What the task requires
From the entries below, please gather each line containing the string "base".

(Entries from a dataset of interfaces)
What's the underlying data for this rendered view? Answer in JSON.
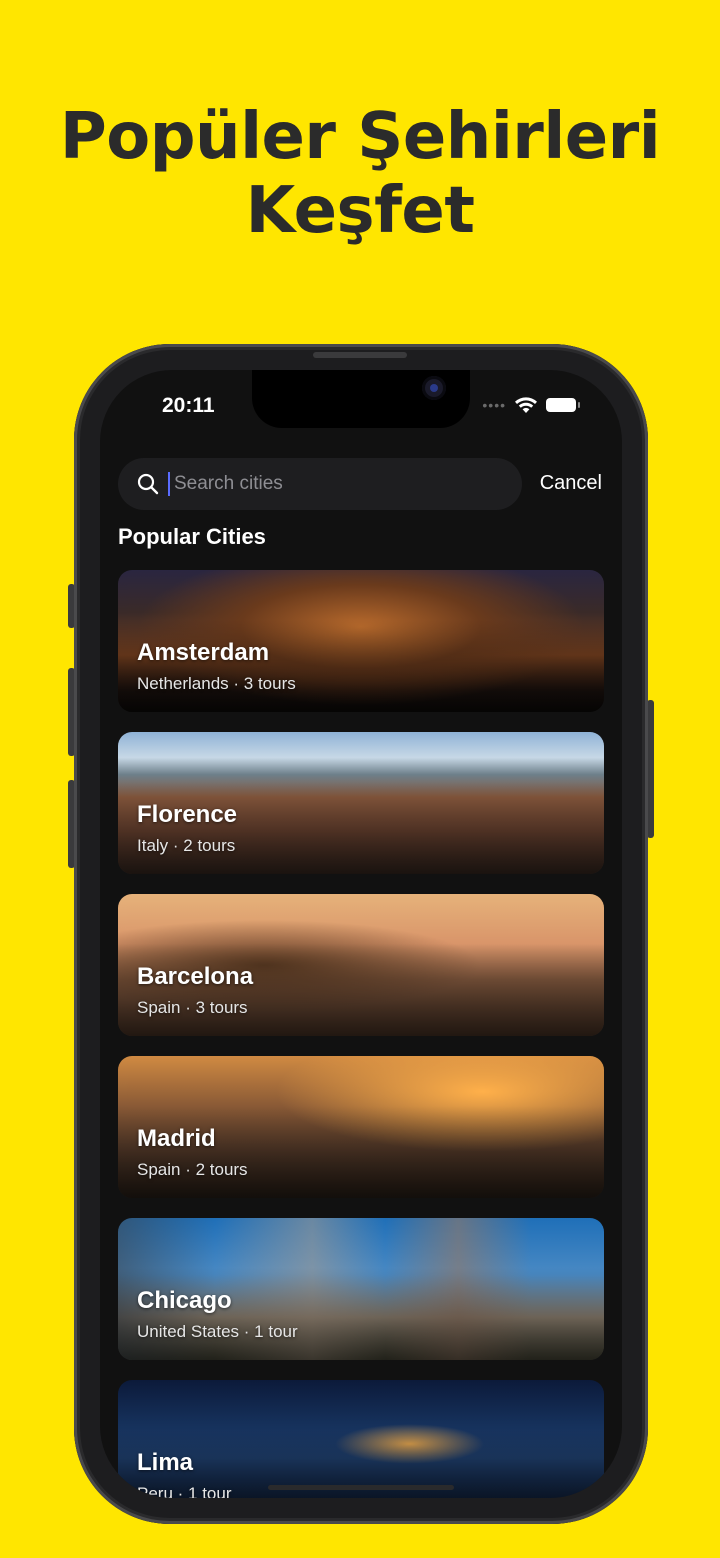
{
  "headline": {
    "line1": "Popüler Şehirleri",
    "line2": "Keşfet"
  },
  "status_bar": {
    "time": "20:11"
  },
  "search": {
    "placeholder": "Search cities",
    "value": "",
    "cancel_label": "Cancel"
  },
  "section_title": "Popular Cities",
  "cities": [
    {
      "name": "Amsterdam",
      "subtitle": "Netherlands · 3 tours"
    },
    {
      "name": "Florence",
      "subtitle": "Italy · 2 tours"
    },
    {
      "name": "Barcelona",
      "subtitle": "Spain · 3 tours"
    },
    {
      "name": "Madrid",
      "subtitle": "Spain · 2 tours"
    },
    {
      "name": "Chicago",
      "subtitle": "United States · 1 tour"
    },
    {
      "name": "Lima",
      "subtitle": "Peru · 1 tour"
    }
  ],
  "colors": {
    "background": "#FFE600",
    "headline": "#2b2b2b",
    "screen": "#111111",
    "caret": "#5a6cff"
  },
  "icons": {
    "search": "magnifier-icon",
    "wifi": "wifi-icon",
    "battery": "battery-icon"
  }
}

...

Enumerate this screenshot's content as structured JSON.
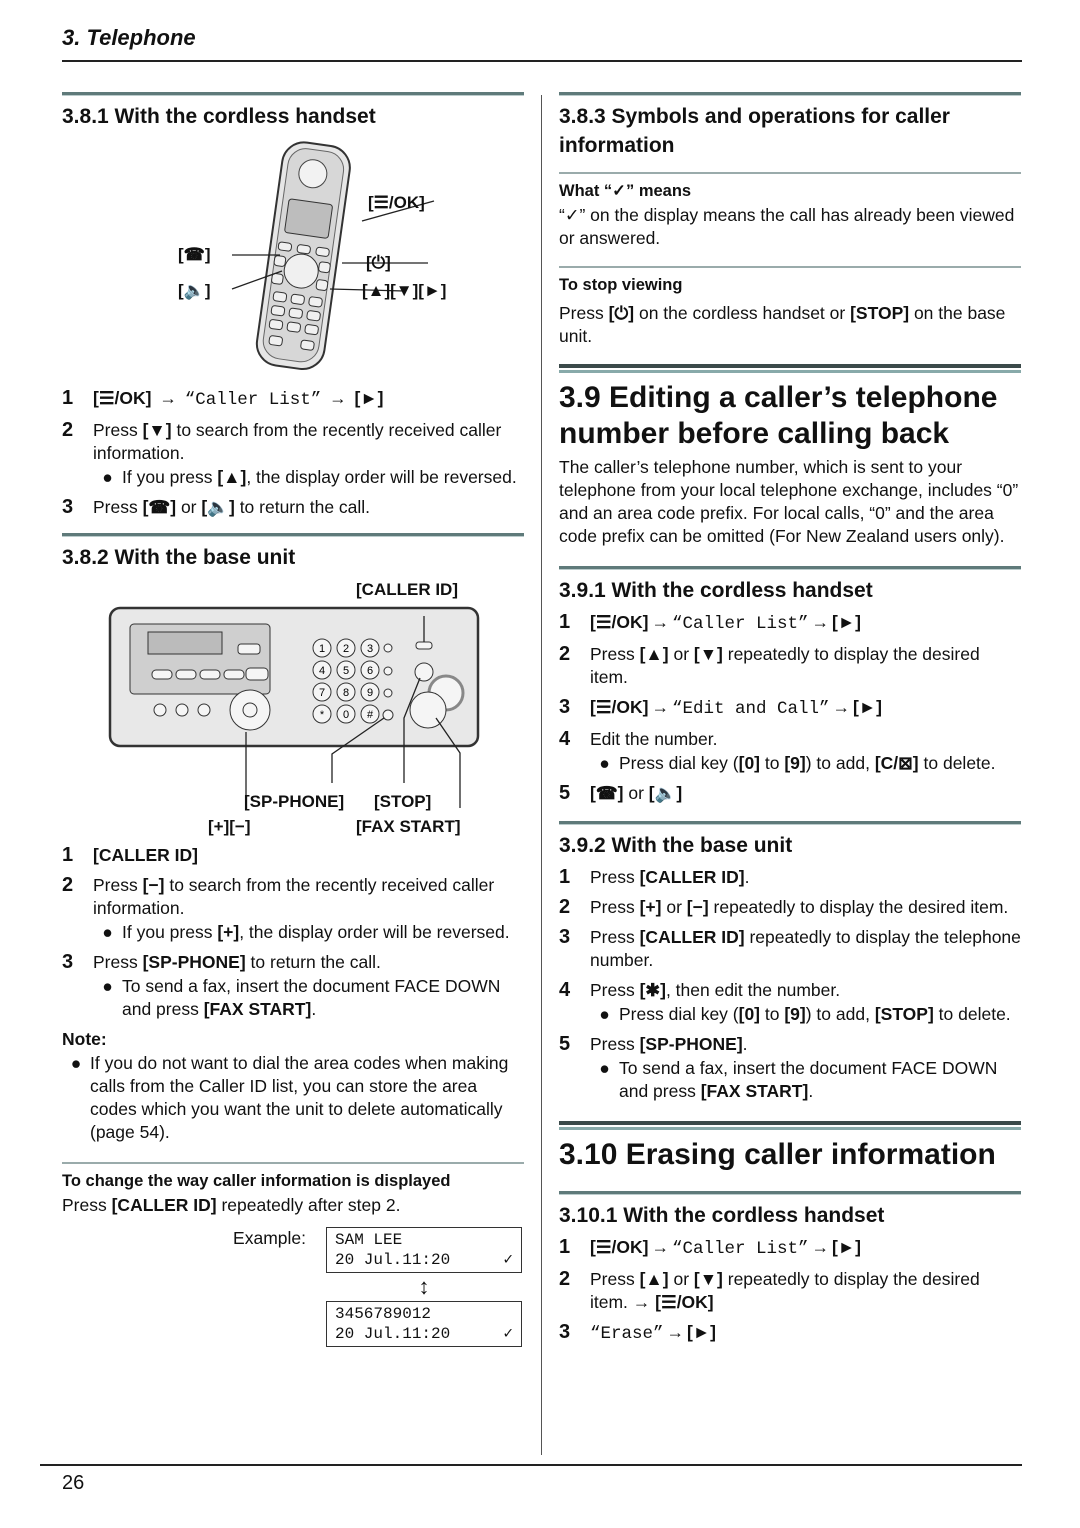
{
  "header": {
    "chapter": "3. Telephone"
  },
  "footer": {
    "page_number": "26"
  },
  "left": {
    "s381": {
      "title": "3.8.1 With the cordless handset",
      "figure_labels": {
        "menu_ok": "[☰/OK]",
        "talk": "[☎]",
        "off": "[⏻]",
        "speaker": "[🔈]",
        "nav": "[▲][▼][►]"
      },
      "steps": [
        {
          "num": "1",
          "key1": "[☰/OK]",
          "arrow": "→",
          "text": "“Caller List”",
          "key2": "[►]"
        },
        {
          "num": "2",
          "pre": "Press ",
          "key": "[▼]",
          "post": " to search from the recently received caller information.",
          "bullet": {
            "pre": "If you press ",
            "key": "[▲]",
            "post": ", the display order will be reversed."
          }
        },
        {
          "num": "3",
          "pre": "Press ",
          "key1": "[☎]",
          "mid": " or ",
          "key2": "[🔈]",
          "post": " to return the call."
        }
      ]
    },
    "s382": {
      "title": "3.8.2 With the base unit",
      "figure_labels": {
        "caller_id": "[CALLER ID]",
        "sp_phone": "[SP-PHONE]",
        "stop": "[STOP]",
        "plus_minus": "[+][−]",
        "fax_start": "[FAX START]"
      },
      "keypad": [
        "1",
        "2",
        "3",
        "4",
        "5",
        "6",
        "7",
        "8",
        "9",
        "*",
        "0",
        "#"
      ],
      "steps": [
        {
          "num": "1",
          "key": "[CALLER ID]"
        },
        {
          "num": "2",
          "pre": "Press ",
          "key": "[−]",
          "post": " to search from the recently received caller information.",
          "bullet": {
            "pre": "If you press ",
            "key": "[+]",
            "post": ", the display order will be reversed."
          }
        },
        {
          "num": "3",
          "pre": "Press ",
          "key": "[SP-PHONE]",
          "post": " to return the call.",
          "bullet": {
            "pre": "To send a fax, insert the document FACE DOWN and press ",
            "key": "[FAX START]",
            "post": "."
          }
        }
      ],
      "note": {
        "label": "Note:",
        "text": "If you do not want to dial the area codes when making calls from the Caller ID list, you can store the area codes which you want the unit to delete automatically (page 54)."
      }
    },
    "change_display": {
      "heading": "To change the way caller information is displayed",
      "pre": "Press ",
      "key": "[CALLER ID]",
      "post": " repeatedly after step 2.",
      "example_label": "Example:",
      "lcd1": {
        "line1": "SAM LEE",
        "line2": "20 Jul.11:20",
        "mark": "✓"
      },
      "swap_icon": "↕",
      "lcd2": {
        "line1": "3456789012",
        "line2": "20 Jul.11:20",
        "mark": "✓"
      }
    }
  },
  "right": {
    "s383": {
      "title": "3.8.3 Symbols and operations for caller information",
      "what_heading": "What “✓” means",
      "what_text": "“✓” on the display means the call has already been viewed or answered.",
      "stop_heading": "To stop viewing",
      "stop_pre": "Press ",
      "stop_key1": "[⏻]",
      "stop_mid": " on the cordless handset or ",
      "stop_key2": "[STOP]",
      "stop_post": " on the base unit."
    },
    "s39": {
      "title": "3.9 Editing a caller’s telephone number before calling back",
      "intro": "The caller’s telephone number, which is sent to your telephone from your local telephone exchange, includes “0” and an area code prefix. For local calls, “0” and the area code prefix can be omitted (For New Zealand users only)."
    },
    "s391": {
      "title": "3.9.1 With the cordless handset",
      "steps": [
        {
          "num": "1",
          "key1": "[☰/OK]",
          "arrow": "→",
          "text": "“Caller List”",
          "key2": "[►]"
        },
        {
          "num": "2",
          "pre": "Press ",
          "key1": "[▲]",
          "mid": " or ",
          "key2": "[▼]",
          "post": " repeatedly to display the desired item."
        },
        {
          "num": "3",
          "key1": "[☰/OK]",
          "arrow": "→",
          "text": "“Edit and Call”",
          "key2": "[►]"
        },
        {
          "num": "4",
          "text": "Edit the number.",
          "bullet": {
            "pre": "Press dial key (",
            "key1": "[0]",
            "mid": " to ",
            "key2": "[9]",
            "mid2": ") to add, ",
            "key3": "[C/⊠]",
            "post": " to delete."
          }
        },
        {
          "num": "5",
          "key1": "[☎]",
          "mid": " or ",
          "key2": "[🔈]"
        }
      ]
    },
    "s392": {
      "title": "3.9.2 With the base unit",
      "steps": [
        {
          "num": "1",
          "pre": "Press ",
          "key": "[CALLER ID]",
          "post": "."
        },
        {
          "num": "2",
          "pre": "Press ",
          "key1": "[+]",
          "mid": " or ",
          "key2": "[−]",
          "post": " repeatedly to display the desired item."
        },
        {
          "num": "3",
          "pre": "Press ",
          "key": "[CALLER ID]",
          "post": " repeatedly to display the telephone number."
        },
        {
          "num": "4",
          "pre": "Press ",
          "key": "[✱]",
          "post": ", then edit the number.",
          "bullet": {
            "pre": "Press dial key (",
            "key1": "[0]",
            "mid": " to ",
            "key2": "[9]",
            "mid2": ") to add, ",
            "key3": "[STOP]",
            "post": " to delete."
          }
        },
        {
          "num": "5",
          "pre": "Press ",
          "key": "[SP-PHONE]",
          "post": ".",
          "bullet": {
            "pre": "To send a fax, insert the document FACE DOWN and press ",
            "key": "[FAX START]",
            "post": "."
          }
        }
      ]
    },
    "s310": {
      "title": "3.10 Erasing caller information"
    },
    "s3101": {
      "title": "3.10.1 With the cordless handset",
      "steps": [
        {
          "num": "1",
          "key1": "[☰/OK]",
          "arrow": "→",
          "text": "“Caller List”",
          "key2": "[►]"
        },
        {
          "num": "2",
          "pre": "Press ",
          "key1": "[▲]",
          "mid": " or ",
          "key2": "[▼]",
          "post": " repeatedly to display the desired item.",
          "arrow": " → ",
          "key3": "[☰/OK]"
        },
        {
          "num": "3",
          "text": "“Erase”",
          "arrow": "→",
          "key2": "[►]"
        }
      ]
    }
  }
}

Answer to this exercise
      "title": "3.8.2 With the base unit",
      "stop_post": " on the base unit."
      "title": "3.9.2 With the base unit",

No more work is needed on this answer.